One couple made their debut at the drive specifically because of their connection to Mathiew. Jennifer Giambalvo met her husband Jim through Mathiew’s brother-in-law and, although she is no stranger to giving blood, this was her first time at the blood drive in his memory.
Also critical to the success of the drive was Sandy Irrera, who bustled around and set up prizes for the raffles families had the chance to take home after donating. Play-Doh, made available for the kids to play with while visiting parents gave blood, sat alongside scattered crayons and booklets toddlers could color in.
After donating, people were encouraged to indulge in the feast set out on the table, which included pasta salads and chocolate cookies galore. With more than 80 pints collected by 5 p.m., it was Douglas that said it was “always a good turnout” and credited his mom, who “has always been active” in the surrounding community, for the success of the event.
The drive’s tabling this year included Barbara Howe, who is searching for a kidney donor to help her husband Fred survive a debilitating disease. She had set up flyers, candies and cards for passersby to take.
One medical professional, Nafeesah Ford, a former blood donor herself, said the events varied because “you want to be empathetic” and “being a little more sensitive” was the key to ensuring an event’s success.

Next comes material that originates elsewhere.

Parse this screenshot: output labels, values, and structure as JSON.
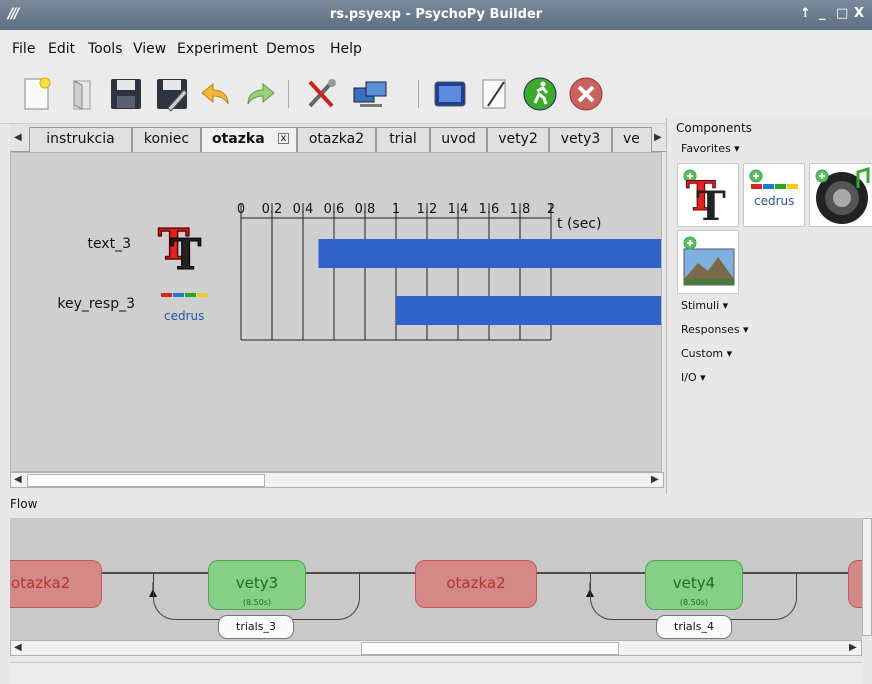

Set up in a private booth, Ford smiled at the memory of her funniest visitor, a man who joked that he was married and told her she shouldn’t try anything because he’s taken.